Ladybug by C.J. Michaels is a literary fiction novel that follows its main character Michèle on a delinquent but mature pseudo-Bildungsroman. Michèle is the embodiment of Michaels' ladybug, a metaphor connecting the insect to human behavior that is also occasionally applied to other characters, including the Black Widow and Praying Mantis. From our ladybug comes a first and third-person point of view wherein drug-fuelled escapades, relationship pitfalls, sex work, travel, and all manner of taboos are addressed through a combination of formats, the most common of which is a conversational narrative that glides between past and present tense. These are usually written into vignettes that imitate a stream of consciousness but can also be presented as journal entries and even monologues. Each chapter is introduced with a quote, song lyric, or a philosophical musing that ties in with the deep battle between head and heart.

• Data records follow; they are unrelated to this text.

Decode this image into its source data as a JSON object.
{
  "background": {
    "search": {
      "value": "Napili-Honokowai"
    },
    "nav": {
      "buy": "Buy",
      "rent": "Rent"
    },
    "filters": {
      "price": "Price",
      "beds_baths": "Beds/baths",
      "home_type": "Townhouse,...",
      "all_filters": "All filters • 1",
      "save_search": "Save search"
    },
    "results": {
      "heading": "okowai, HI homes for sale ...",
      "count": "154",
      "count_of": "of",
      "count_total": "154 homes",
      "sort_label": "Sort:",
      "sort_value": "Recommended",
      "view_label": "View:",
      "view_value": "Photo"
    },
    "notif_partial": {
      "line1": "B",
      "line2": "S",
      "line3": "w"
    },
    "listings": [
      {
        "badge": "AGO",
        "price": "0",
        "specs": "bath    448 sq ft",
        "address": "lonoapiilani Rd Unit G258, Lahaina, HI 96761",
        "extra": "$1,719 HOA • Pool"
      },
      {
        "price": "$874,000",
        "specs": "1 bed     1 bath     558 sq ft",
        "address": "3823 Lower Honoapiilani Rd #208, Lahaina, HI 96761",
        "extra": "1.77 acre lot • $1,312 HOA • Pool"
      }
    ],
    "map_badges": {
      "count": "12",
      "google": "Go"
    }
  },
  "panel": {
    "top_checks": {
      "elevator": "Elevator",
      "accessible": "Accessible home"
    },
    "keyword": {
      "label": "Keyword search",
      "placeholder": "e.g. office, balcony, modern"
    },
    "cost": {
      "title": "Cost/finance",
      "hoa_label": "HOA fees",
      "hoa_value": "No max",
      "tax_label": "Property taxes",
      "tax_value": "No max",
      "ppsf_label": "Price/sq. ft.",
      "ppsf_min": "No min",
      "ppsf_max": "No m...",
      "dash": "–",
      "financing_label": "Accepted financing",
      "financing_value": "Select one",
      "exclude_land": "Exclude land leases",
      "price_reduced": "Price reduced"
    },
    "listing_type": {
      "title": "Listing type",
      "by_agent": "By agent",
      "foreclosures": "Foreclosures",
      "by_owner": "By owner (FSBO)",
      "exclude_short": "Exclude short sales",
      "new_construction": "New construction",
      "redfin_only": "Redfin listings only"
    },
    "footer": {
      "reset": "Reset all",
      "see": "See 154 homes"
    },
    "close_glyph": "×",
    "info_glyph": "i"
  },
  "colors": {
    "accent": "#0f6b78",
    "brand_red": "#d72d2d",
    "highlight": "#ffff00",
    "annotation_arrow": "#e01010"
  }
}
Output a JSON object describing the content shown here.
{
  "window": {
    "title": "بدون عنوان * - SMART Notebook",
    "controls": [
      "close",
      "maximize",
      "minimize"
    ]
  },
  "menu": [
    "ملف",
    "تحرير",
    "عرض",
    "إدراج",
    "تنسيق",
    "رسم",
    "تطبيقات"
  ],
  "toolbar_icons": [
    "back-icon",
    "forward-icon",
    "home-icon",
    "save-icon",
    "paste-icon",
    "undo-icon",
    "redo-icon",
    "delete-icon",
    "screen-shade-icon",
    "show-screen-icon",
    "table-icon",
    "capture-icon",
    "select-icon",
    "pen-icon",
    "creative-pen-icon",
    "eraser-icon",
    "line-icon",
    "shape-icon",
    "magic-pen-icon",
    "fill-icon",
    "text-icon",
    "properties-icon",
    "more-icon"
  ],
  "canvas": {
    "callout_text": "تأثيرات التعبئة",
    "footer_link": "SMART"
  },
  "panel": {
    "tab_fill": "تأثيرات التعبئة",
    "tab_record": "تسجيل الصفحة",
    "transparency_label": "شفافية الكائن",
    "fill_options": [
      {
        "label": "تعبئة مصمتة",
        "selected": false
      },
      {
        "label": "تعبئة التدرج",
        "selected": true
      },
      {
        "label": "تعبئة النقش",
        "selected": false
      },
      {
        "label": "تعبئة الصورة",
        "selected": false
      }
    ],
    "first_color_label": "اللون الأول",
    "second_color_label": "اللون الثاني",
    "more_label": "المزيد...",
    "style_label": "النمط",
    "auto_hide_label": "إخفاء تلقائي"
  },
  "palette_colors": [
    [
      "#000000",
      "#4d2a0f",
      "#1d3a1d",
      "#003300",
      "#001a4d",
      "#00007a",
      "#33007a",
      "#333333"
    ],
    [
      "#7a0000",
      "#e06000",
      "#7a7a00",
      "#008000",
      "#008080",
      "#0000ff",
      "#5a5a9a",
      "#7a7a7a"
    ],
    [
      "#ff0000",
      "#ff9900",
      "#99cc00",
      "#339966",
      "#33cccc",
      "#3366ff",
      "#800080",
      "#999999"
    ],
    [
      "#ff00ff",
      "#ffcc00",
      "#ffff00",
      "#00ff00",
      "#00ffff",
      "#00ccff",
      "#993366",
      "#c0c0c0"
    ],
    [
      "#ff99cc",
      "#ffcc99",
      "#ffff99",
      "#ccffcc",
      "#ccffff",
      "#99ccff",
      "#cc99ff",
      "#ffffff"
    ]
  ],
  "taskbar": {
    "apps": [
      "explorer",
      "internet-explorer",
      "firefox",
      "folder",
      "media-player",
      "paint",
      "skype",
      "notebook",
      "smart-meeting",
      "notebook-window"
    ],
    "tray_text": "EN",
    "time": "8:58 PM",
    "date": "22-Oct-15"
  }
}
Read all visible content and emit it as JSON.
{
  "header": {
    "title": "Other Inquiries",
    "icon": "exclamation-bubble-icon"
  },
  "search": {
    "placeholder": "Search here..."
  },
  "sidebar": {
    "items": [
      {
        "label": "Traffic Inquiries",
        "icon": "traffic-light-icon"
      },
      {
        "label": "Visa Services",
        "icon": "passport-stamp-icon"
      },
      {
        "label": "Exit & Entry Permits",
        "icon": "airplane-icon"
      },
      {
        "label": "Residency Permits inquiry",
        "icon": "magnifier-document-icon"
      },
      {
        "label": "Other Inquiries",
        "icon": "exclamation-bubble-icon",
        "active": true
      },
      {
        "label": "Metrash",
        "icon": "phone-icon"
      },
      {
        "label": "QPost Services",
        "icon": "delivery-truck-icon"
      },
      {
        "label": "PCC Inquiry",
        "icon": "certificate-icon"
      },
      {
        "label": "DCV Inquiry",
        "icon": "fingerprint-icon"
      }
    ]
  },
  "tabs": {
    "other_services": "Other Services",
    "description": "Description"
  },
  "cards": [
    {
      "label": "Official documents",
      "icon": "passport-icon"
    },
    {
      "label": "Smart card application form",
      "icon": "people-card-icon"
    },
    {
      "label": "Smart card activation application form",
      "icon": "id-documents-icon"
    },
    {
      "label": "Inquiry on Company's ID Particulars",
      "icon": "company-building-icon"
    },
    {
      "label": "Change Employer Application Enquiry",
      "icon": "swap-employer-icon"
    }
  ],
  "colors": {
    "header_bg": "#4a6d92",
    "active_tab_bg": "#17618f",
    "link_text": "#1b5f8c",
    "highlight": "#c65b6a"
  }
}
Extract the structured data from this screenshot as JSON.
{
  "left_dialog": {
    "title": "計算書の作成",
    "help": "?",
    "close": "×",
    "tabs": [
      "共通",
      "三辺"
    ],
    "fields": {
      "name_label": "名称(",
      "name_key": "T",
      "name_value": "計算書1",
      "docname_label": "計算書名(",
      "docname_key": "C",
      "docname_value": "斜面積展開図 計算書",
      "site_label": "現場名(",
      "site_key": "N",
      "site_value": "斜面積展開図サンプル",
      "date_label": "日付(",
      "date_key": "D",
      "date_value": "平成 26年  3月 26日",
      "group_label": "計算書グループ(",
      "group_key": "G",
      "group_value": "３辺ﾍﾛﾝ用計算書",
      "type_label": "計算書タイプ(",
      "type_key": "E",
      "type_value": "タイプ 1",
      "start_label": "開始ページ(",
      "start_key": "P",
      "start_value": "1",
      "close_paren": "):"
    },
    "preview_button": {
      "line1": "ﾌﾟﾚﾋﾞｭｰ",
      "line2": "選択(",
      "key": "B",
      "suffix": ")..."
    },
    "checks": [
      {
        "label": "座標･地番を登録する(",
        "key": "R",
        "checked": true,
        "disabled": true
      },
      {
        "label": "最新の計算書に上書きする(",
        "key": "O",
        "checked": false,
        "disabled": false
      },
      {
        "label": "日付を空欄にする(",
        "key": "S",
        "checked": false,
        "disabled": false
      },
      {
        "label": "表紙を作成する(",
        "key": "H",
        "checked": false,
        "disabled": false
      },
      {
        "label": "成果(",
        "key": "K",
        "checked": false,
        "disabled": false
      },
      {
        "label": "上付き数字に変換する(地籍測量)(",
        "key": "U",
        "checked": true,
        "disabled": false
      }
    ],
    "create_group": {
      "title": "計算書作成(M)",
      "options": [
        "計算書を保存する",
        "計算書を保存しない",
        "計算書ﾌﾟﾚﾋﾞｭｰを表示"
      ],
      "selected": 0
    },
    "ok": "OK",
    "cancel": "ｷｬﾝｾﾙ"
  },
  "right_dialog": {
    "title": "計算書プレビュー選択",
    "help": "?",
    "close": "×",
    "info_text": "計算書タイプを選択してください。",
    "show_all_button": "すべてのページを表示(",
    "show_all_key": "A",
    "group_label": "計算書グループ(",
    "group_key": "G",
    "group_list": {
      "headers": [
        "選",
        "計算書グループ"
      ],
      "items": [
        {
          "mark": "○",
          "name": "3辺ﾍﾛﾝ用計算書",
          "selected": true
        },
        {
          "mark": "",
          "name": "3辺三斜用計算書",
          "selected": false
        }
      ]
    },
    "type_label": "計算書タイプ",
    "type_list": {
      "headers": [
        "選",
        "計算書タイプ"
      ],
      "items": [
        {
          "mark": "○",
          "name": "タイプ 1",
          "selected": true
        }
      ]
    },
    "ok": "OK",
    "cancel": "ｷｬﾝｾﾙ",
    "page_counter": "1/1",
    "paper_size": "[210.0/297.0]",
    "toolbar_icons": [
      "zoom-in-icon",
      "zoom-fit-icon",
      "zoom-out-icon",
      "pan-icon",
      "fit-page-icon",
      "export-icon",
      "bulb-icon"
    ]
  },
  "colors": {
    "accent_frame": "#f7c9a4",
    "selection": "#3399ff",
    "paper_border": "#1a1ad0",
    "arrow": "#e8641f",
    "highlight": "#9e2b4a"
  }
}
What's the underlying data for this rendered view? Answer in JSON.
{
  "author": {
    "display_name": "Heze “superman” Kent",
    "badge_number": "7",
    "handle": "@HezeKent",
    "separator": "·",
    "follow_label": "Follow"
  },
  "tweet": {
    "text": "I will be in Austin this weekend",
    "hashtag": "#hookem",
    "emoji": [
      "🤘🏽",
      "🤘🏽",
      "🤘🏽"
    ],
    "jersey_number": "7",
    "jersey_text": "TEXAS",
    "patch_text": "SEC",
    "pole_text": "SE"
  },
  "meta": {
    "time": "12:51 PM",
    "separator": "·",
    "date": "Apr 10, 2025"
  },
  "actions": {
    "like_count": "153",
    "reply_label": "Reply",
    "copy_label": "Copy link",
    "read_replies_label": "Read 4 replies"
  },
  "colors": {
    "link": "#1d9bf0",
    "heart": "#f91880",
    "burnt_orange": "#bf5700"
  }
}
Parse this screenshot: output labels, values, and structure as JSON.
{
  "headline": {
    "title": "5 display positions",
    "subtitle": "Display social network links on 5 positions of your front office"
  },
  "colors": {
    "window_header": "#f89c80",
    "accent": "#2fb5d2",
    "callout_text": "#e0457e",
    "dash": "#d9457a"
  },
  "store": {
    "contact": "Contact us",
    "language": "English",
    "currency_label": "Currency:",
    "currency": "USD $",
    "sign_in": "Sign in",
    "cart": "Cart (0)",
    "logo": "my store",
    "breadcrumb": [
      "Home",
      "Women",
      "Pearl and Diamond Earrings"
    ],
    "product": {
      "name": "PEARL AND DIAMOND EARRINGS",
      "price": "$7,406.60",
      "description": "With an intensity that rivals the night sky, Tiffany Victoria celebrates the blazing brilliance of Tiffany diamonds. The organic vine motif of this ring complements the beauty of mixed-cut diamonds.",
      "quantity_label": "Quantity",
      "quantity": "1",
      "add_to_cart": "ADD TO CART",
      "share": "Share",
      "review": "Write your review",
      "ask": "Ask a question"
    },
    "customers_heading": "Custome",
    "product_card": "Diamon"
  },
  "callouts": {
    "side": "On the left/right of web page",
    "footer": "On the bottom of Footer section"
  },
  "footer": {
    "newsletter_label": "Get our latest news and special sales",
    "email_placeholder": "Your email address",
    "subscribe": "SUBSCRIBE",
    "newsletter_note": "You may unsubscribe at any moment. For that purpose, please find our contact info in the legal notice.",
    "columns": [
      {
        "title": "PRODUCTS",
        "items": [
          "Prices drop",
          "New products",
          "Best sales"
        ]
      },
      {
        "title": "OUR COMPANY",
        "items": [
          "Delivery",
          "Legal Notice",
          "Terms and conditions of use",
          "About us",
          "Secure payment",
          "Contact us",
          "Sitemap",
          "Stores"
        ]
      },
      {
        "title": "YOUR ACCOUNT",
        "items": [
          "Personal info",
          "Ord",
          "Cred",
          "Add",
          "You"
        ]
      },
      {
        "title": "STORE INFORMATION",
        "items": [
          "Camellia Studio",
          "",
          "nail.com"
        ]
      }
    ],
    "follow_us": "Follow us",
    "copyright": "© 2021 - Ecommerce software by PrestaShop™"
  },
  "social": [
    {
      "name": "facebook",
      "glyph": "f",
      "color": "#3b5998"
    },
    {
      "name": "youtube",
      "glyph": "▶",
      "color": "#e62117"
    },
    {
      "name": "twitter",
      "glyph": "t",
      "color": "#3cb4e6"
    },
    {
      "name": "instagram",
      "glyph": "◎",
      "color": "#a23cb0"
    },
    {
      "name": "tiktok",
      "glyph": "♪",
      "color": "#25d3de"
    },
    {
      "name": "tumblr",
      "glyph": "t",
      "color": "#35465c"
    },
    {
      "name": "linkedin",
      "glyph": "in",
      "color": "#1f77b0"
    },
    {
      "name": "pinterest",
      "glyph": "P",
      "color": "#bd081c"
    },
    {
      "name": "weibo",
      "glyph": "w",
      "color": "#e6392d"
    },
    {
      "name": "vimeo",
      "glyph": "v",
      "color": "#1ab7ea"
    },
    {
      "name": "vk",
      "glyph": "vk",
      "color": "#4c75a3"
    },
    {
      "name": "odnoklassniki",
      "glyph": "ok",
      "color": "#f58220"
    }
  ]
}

Ladybug is literary fiction in its truest sense, written in such a way that it feels like a factual reporting with a patina of fictionalization. C.J. Michaels achieves this by allowing Michèle the freedom to be brutally honest and emotionally charged throughout, even when it becomes clear that the narrative might be unreliable. I enjoyed the way other characters were portrayed. All are flawed and all come across as authentic. Charlie and his cavorting with cocaine and prostitutes reveal as much, if not more, about the narrator's own frailty in these connections as those that surround her. These depictions extend also to the country of Spain as it comes to life in vivid detail. Ladybug is neither a swift nor a light read, but those who enjoy getting lost in troubled minds and intelligent fiction will find that Ladybug ticks all of the right boxes.